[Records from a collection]
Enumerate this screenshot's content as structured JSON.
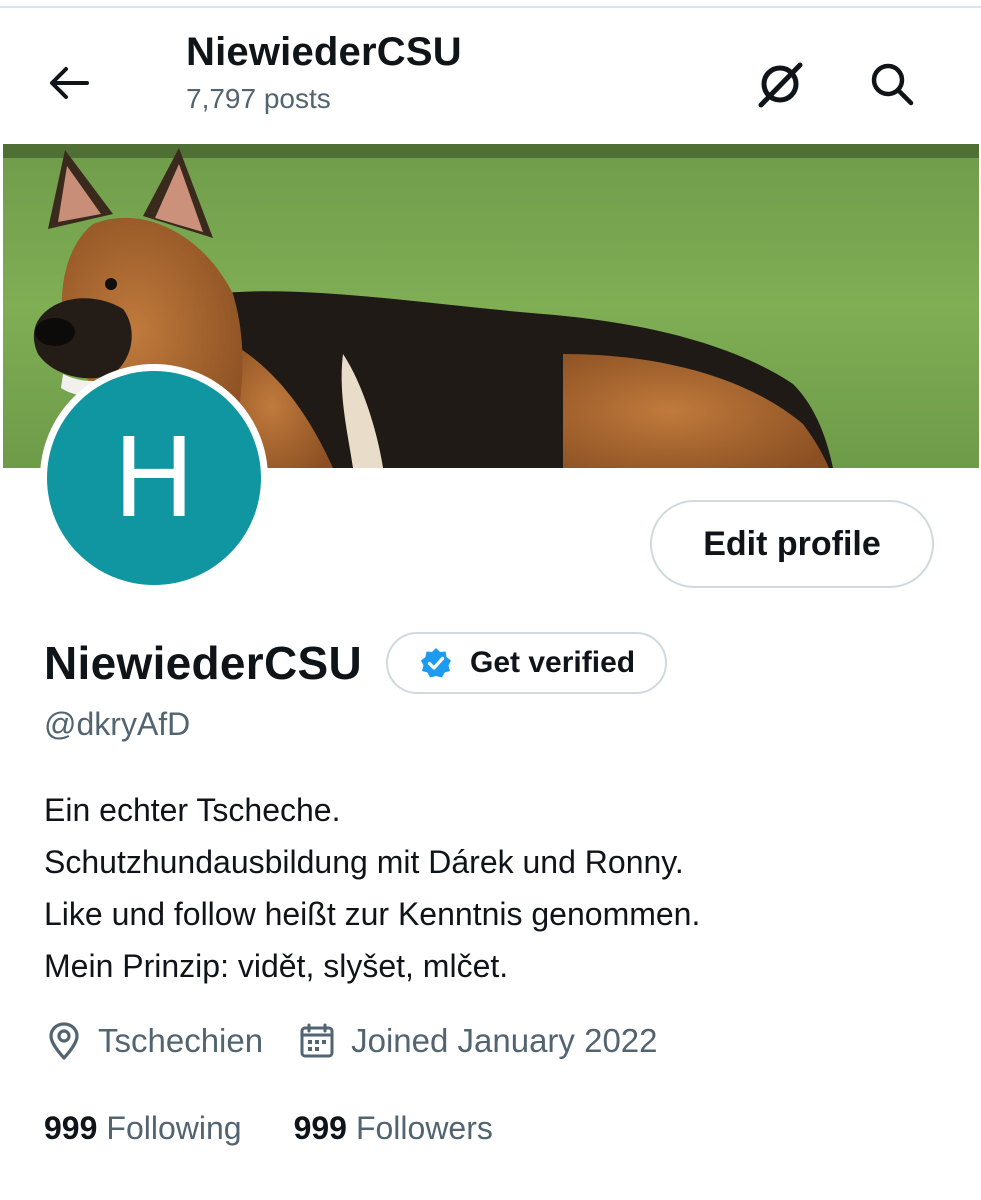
{
  "header": {
    "title": "NiewiederCSU",
    "post_count": "7,797 posts",
    "back_icon": "arrow-left-icon",
    "grok_icon": "grok-icon",
    "search_icon": "search-icon"
  },
  "profile": {
    "avatar_letter": "H",
    "avatar_color": "#0f96a0",
    "edit_button_label": "Edit profile",
    "display_name": "NiewiederCSU",
    "verify_button_label": "Get verified",
    "verify_badge_color": "#1d9bf0",
    "handle": "@dkryAfD",
    "bio_lines": [
      "Ein echter Tscheche.",
      "Schutzhundausbildung mit Dárek und Ronny.",
      "Like und follow heißt zur Kenntnis genommen.",
      "Mein Prinzip: vidět, slyšet, mlčet."
    ],
    "location": "Tschechien",
    "joined": "Joined January 2022",
    "following_count": "999",
    "following_label": "Following",
    "followers_count": "999",
    "followers_label": "Followers"
  },
  "colors": {
    "text_primary": "#0f1419",
    "text_secondary": "#536471",
    "border": "#cfd9de"
  }
}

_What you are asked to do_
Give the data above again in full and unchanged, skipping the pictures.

_Result of the task_
Enumerate this screenshot's content as structured JSON.
{
  "header": {
    "title": "NiewiederCSU",
    "post_count": "7,797 posts",
    "back_icon": "arrow-left-icon",
    "grok_icon": "grok-icon",
    "search_icon": "search-icon"
  },
  "profile": {
    "avatar_letter": "H",
    "avatar_color": "#0f96a0",
    "edit_button_label": "Edit profile",
    "display_name": "NiewiederCSU",
    "verify_button_label": "Get verified",
    "verify_badge_color": "#1d9bf0",
    "handle": "@dkryAfD",
    "bio_lines": [
      "Ein echter Tscheche.",
      "Schutzhundausbildung mit Dárek und Ronny.",
      "Like und follow heißt zur Kenntnis genommen.",
      "Mein Prinzip: vidět, slyšet, mlčet."
    ],
    "location": "Tschechien",
    "joined": "Joined January 2022",
    "following_count": "999",
    "following_label": "Following",
    "followers_count": "999",
    "followers_label": "Followers"
  },
  "colors": {
    "text_primary": "#0f1419",
    "text_secondary": "#536471",
    "border": "#cfd9de"
  }
}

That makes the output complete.